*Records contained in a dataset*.

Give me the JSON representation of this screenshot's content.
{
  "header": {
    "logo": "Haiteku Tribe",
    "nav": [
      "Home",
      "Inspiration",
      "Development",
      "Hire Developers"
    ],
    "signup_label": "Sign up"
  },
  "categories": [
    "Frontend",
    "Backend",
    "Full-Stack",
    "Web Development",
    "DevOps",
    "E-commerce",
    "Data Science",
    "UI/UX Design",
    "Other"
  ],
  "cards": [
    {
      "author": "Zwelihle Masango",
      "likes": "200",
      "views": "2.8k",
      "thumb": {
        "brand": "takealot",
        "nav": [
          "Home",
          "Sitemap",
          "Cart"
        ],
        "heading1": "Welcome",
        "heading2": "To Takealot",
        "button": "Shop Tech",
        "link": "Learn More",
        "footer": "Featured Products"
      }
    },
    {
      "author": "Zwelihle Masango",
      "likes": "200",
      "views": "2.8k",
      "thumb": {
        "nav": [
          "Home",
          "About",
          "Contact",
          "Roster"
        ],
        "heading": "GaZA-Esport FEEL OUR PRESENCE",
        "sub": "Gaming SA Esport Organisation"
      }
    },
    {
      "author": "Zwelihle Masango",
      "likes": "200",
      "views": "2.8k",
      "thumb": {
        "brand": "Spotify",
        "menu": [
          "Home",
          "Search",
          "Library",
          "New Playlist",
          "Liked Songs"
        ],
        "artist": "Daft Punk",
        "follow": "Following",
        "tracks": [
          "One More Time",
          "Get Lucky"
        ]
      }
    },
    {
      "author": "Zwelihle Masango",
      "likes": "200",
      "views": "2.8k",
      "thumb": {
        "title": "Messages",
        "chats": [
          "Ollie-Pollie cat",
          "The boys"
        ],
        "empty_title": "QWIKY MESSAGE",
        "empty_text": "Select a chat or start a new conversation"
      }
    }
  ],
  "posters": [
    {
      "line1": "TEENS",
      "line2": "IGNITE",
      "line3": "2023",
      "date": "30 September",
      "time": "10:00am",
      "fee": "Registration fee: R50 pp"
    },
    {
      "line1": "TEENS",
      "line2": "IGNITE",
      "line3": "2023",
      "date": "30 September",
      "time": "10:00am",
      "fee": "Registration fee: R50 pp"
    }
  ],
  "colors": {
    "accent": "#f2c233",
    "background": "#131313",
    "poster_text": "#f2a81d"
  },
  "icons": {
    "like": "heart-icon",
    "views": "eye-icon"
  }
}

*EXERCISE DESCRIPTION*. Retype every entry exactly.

*WRITTEN RESPONSE*.
Give me the JSON representation of this screenshot's content.
{
  "header": {
    "logo": "Haiteku Tribe",
    "nav": [
      "Home",
      "Inspiration",
      "Development",
      "Hire Developers"
    ],
    "signup_label": "Sign up"
  },
  "categories": [
    "Frontend",
    "Backend",
    "Full-Stack",
    "Web Development",
    "DevOps",
    "E-commerce",
    "Data Science",
    "UI/UX Design",
    "Other"
  ],
  "cards": [
    {
      "author": "Zwelihle Masango",
      "likes": "200",
      "views": "2.8k",
      "thumb": {
        "brand": "takealot",
        "nav": [
          "Home",
          "Sitemap",
          "Cart"
        ],
        "heading1": "Welcome",
        "heading2": "To Takealot",
        "button": "Shop Tech",
        "link": "Learn More",
        "footer": "Featured Products"
      }
    },
    {
      "author": "Zwelihle Masango",
      "likes": "200",
      "views": "2.8k",
      "thumb": {
        "nav": [
          "Home",
          "About",
          "Contact",
          "Roster"
        ],
        "heading": "GaZA-Esport FEEL OUR PRESENCE",
        "sub": "Gaming SA Esport Organisation"
      }
    },
    {
      "author": "Zwelihle Masango",
      "likes": "200",
      "views": "2.8k",
      "thumb": {
        "brand": "Spotify",
        "menu": [
          "Home",
          "Search",
          "Library",
          "New Playlist",
          "Liked Songs"
        ],
        "artist": "Daft Punk",
        "follow": "Following",
        "tracks": [
          "One More Time",
          "Get Lucky"
        ]
      }
    },
    {
      "author": "Zwelihle Masango",
      "likes": "200",
      "views": "2.8k",
      "thumb": {
        "title": "Messages",
        "chats": [
          "Ollie-Pollie cat",
          "The boys"
        ],
        "empty_title": "QWIKY MESSAGE",
        "empty_text": "Select a chat or start a new conversation"
      }
    }
  ],
  "posters": [
    {
      "line1": "TEENS",
      "line2": "IGNITE",
      "line3": "2023",
      "date": "30 September",
      "time": "10:00am",
      "fee": "Registration fee: R50 pp"
    },
    {
      "line1": "TEENS",
      "line2": "IGNITE",
      "line3": "2023",
      "date": "30 September",
      "time": "10:00am",
      "fee": "Registration fee: R50 pp"
    }
  ],
  "colors": {
    "accent": "#f2c233",
    "background": "#131313",
    "poster_text": "#f2a81d"
  },
  "icons": {
    "like": "heart-icon",
    "views": "eye-icon"
  }
}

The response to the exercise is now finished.